Lower levels of cortisol accompanied by better cardiac function and resilience in the face of adversity have been recorded in studies where individuals intentionally cultivated appreciation and gratitude through emotional restructuring techniques, as well as increases in secretory IgA, a predominant antibody in the body’s defense against pathogens (McCraty, Rollin & Childre, Doc. (2002). The Appreciative Heart: The Psychophysiology of Appreciation. The Psychology of Gratitude). In a study focused on the effects of gratitude and sleep on depression and anxiety, gratitude was found to directly lower depression while indirectly lowering anxiety by inducing better sleep (Ng et al (2012). The differential gggeffects of gratitude and sleep on psychological distress in patients with chronic pain). Journaling about things that they were grateful for resulted in young adults reporting increased determination, attention, enthusiasm, and energy while adults experienced greater optimism, improved exercise patterns, and the lessening of physical ailments (Emmons and McCullough (2003). as cited by Korb (2012). The Grateful Brain). The positive effects of gratitude journaling were also documented to last six months after the initial journal entry in a study of the impact of positive interventions. Subjects reported increased happiness and decreased depressive symptoms. Similar results were achieved in the same study when study participants wrote and delivered letters of gratitude with positive effects lasting as long as one month (Seligman, Martin & Steen, Tracy & Park, Nansook & Peterson, Christopher. (2005). Positive Psychology Progress: Empirical Validation of Interventions. The American psychologist.).
It would seem that gratitude begets gratitude, and to an extent yes, it does. However, it’s not as simple as just tipping that first domino and settling into an infinite, cascading waterfall of gratitude and all of its prized rewards. Gratitude must be actively cultivated. Our brains are wired to focus on the novel, with the tendency to diminish the value of the familiar. To maintain the benefits of gratitude, you must be intentional, specific, and above all, sincere. As with most things worth having, it takes practice and effort.
It would be a naïve oversimplification to characterize gratitude as wholly good — it can be abused and there are limits to its viability. In an effort to provide some objectivity and perspective, Gulliford, L., Morgan, B., Hemming, E. et al. (2019) investigate the “shadow side” of gratitude, specifically the phenomena of ingratiation. This is where individuals effectively weaponize gratitude by masquerading as selfless benefactors in order to manipulate the natural gratitude response in their targets and elicit a desired favorable response.
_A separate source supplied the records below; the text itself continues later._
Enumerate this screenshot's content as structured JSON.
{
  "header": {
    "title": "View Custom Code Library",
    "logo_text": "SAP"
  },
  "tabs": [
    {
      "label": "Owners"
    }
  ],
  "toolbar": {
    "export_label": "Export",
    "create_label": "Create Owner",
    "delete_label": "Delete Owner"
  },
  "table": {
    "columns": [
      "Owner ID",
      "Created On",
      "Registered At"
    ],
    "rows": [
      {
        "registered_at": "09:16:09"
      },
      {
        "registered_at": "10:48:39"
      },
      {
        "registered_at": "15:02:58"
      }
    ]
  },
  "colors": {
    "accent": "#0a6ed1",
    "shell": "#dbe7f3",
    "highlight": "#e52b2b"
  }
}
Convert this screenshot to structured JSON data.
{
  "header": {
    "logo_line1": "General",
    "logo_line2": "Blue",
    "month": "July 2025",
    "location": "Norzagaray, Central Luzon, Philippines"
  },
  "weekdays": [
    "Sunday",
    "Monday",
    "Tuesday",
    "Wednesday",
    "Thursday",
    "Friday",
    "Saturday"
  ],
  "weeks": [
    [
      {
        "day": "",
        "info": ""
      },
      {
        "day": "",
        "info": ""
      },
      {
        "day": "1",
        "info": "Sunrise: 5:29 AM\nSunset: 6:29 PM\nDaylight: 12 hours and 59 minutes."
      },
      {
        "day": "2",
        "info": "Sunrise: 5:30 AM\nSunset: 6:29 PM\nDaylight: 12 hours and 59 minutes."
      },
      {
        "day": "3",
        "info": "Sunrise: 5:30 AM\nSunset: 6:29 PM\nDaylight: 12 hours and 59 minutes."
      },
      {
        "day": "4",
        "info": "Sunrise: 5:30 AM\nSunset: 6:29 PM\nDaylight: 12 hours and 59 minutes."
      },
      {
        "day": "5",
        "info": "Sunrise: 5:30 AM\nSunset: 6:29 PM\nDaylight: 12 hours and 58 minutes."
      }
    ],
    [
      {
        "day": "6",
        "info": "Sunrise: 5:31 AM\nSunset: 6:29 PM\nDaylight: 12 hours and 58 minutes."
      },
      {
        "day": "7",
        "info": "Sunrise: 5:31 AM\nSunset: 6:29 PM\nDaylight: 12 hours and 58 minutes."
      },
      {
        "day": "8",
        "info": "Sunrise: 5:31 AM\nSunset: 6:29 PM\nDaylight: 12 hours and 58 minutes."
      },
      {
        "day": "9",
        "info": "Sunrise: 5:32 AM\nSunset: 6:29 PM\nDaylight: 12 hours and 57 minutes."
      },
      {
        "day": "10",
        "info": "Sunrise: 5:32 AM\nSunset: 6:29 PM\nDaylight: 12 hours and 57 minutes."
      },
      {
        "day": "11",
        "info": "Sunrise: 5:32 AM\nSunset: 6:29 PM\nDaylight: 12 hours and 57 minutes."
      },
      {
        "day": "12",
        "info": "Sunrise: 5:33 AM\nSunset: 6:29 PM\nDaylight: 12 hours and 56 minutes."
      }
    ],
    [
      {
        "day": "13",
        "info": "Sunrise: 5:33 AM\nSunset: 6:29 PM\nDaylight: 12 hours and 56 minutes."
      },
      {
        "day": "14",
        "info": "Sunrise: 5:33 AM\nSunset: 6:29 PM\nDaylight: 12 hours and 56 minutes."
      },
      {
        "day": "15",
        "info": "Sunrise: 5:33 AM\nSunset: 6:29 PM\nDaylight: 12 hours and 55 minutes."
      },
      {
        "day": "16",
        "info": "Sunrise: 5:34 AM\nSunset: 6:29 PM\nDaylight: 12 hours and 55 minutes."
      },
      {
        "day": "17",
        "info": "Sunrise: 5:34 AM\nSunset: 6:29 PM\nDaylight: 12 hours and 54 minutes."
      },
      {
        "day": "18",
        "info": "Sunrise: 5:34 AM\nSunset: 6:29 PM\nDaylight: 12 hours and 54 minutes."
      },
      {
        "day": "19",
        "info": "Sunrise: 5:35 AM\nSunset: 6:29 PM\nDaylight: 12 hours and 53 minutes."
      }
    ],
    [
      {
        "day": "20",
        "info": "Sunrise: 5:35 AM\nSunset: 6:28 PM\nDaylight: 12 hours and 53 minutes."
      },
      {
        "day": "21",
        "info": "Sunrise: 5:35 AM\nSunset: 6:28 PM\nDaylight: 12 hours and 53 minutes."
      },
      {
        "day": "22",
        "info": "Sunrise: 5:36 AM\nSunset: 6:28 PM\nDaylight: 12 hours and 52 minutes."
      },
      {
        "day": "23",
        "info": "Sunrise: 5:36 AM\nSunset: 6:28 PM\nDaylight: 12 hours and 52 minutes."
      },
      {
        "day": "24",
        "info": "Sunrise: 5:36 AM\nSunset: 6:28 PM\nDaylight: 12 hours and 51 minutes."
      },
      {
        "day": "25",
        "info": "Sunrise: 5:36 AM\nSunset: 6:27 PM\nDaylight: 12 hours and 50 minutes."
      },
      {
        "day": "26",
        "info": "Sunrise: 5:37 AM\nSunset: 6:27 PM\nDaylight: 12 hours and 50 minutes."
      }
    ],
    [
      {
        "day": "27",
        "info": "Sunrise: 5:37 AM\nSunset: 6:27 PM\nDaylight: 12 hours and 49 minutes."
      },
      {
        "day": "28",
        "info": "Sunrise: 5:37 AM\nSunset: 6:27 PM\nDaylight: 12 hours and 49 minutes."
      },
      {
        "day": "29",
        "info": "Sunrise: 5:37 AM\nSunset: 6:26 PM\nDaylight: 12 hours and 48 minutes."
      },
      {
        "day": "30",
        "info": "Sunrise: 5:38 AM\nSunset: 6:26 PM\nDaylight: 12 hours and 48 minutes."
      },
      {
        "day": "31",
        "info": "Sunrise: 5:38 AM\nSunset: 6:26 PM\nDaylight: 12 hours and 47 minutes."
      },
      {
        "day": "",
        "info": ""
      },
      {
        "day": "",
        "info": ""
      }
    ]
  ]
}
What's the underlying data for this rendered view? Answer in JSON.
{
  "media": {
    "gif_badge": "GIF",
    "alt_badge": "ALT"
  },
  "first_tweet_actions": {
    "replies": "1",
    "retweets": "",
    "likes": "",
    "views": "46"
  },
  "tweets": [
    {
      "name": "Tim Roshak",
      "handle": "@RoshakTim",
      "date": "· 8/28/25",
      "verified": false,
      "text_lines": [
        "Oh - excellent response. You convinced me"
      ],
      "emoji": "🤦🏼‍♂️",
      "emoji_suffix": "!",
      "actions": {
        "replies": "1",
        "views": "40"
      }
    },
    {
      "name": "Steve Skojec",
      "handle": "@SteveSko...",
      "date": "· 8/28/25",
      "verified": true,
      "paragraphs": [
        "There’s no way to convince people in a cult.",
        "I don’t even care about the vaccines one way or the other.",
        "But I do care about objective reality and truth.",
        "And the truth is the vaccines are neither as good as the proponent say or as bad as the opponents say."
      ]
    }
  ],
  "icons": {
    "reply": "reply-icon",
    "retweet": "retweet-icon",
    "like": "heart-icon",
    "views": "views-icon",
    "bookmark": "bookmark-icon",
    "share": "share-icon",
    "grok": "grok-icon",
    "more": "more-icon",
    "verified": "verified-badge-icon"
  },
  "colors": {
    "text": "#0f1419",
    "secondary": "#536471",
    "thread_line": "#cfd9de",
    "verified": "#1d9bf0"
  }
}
The target may or may not become aware of these selfish or ulterior motives, but in either case, it subverts the prima facie prosocial effects of gratitude.
With regards to practicing gratitude in our own lives, care must be taken to recognize when gratitude is not the appropriate response, and perhaps might not even be what we think we’re experiencing. As discussed by Amie Gordon, “choosing gratitude” is not a one-size-fits-all solution to the many challenges we all face but can be a distraction that erodes our sense of responsibility for our circumstances and, consequently, the agency required to change them. A more nuanced problem is mistaking indebtedness for gratitude, which can cause strain in relationships as you strive to pay back rather than simply accept kindness.